Given bureaucratic rigidities and institutional inertia, if effective actions are taken to counter the dysfunctional nature of present test-based reform efforts, they’ll almost certainly need to begin with variations on the status quo. Below are three possible ways to insert a toe into the institutional door, perhaps propping it open enough to make apparent the inadequacy of standardized tests scores as indicators of learner and school performance.
As in any large social institution, it’s not hard to find stupidities. There really are teachers who don’t know what they’re doing, teachers ill-suited temperamentally for the work, teachers incapable of growth. Mainstream pundits with ideological axes to grind will never have difficulty finding examples of such, using horror stories to reinforce the current contention that teachers can’t be trusted to evaluate.
But there’s a relatively easy, cost-free way around that problem. Return the task to those who did it routinely for decades with minimal problems—teachers. But avoid trouble-causing individual grading idiosyncrasies by adopting multi-disciplinary team teaching for the core subjects. Who’s likely to question the judgment of three or four teachers working together daily with a learner?
My initial enthusiasm for charters has disappeared. Years ago, I served on the board of governors of one, until looking for material for my newspaper column, I visited other charters, monitored charter chat rooms and listservs, studied the proposals of those applying to open charters, and watched as these supposed springs of innovation were taken over or started by chains so standardized they could use the same promotional brochures, materials and methods in every school.
Nevertheless there are, here and there, exceptions—charters that have something important to offer that lies beyond that which standardized tests can evaluate. Publicized, they could be forces for good by calling into question the conventional wisdom that everything that counts can be counted.
The greatest pressures being exerted by standardized testing are on the “bubble kids”—those scoring or anticipated to score at or near arbitrarily set pass-fail lines. Those working with learners at the extremes of performance are therefore somewhat insulated, with greater freedom to exercise discretion, to innovate, to explore alternative methods and materials the value of which are indisputable but don’t lend themselves to mass testing.

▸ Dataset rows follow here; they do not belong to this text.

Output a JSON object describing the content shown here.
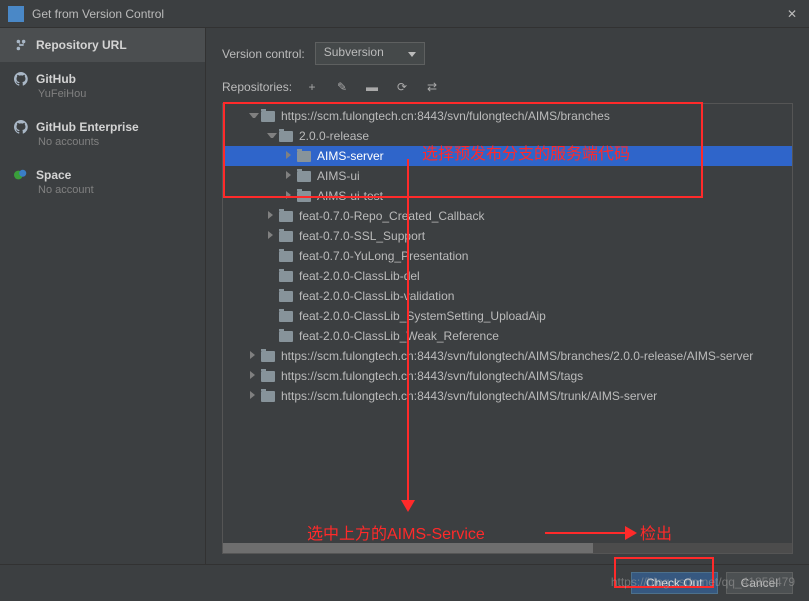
{
  "window": {
    "title": "Get from Version Control"
  },
  "sidebar": {
    "items": [
      {
        "label": "Repository URL",
        "sub": ""
      },
      {
        "label": "GitHub",
        "sub": "YuFeiHou"
      },
      {
        "label": "GitHub Enterprise",
        "sub": "No accounts"
      },
      {
        "label": "Space",
        "sub": "No account"
      }
    ]
  },
  "vc": {
    "label": "Version control:",
    "value": "Subversion"
  },
  "repos": {
    "label": "Repositories:"
  },
  "tree": [
    {
      "d": 1,
      "t": "https://scm.fulongtech.cn:8443/svn/fulongtech/AIMS/branches",
      "s": "expanded"
    },
    {
      "d": 2,
      "t": "2.0.0-release",
      "s": "expanded"
    },
    {
      "d": 3,
      "t": "AIMS-server",
      "s": "collapsed",
      "sel": true
    },
    {
      "d": 3,
      "t": "AIMS-ui",
      "s": "collapsed"
    },
    {
      "d": 3,
      "t": "AIMS-ui-test",
      "s": "collapsed"
    },
    {
      "d": 2,
      "t": "feat-0.7.0-Repo_Created_Callback",
      "s": "collapsed"
    },
    {
      "d": 2,
      "t": "feat-0.7.0-SSL_Support",
      "s": "collapsed"
    },
    {
      "d": 2,
      "t": "feat-0.7.0-YuLong_Presentation",
      "s": ""
    },
    {
      "d": 2,
      "t": "feat-2.0.0-ClassLib-del",
      "s": ""
    },
    {
      "d": 2,
      "t": "feat-2.0.0-ClassLib-validation",
      "s": ""
    },
    {
      "d": 2,
      "t": "feat-2.0.0-ClassLib_SystemSetting_UploadAip",
      "s": ""
    },
    {
      "d": 2,
      "t": "feat-2.0.0-ClassLib_Weak_Reference",
      "s": ""
    },
    {
      "d": 1,
      "t": "https://scm.fulongtech.cn:8443/svn/fulongtech/AIMS/branches/2.0.0-release/AIMS-server",
      "s": "collapsed"
    },
    {
      "d": 1,
      "t": "https://scm.fulongtech.cn:8443/svn/fulongtech/AIMS/tags",
      "s": "collapsed"
    },
    {
      "d": 1,
      "t": "https://scm.fulongtech.cn:8443/svn/fulongtech/AIMS/trunk/AIMS-server",
      "s": "collapsed"
    }
  ],
  "annotations": {
    "a1": "选择预发布分支的服务端代码",
    "a2": "选中上方的AIMS-Service",
    "a3": "检出"
  },
  "buttons": {
    "checkout": "Check Out",
    "cancel": "Cancel"
  },
  "watermark": "https://blog.csdn.net/qq_41858479"
}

The comparative autonomy enjoyed by at least some of these “outliers” offers possibilities with little or no risk and the possibility of great gain.
The present orgy of testing has produced nothing of value; indeed, it has been a disaster. It hasn’t brought academic gains, but has instead harmed students, teachers, administrators, neighborhoods, and local, state, and federal economies.
To the claim that a testing corner will soon be turned, that better, more sophisticated evaluation instruments will soon be in place, there’s only one proper response: Stop mass standardized testing until those promised instruments have been thoroughly piloted and their worth firmly established. The stakes are too high to do anything else.
_________________ To this end, I offer, free and without obligation, a comprehensive course of study that uses General Systems Theory to integrate school subjects, thereby creating time for other learning activities. It can be downloaded from the internet at: http://www.marionbrady.com/Connections-InvestigatingReality-ACourseofStudy.asp
Berliner, D. C., & Biddle, B. J. (1995). The manufactured crisis: Myths, frauds, and the attack
on America’s public schools. Reading, MA: Addison Wesley.
Gould, S. J. (1981). The mismeasure of man. New York: Norton.